"The best teachers in the world right now are in Yugoslavia," one NBA scout said. "Could you imagine what would happen if they got a hold of these young kids. They have great size and athleticism. If they spent five hours a day practicing fundamentals, shooting and playing within an offensive system, in three years you could have Africans among the best players in the world."
For now, however, that's all a scout's hoop dream.
The next step in Africa won't come until next year. The word is that the NBA will begin holding this camp each summer. Next year, however, things will be different.
"First, we've got to bring the coaches [from African countries] next time," Ujiri said. "If we teach them how to run these drills properly, they'll bring it back to them and start giving the kids the repetition that they need.
"Second, we'll do a better job of truly finding the best prospects. This year it was a little bit of hit and miss.
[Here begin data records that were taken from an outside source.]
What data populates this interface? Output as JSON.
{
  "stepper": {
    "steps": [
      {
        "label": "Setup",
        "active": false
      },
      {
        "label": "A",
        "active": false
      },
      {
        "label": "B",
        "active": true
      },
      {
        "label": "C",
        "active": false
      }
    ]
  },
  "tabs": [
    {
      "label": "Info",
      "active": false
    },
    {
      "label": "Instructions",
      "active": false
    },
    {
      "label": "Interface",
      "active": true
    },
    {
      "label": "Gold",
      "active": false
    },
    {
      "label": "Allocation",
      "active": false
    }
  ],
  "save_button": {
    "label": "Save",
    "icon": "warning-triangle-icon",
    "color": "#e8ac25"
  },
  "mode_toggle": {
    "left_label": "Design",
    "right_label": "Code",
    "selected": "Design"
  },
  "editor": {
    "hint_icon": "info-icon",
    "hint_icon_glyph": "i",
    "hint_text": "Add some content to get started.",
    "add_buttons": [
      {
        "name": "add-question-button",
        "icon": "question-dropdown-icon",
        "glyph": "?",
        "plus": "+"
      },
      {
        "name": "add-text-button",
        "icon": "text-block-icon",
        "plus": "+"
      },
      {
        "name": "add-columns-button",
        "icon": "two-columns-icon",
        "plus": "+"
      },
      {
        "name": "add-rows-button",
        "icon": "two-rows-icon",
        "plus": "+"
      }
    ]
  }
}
With the camp's success, we should be able to get the best and brightest here next year."
Finally, Ujiri and the others argue that they have to find a way to get colleges and even high schools involved in the camp. The gap is too wide for the NBA to bridge. With a few assists from the NCAA and high schools, expect more tangible results to come.
Still, for all of the tweaks that need to happen, the camp was a smashing hit to folks like Sam Vincent, who hatched the idea over a year ago.
"This gives us all a real shot in the arm," Vincent said. "Basketball is just starting to get popular here in Africa. For so long, soccer was all that mattered here, but there's a new interest. People are watching the NBA on ESPN in Africa. They know the players. Now they just need to see some of their own make it."
For Dikembe Mutombo, the long-term effect of the camp has a much wider reach.
"We can make people's lives better," Mutombo said. "I think this opened everyone's eyes -- the players, the coaches, the NBA and the media. We've ignored Africa for too long. With everyone's help, the result won't just be 10 to 20 Africans in the NBA over the next 10 years. The result will be food on the table, hospitals for the sick, programs for the abused, hope for Africa. I can't think of a better cause than hope."
Ask any of the players here and they will agree.
"We won't forget it," Gueye said. "Now it's our turn to do our part."
Now it's all of our turn.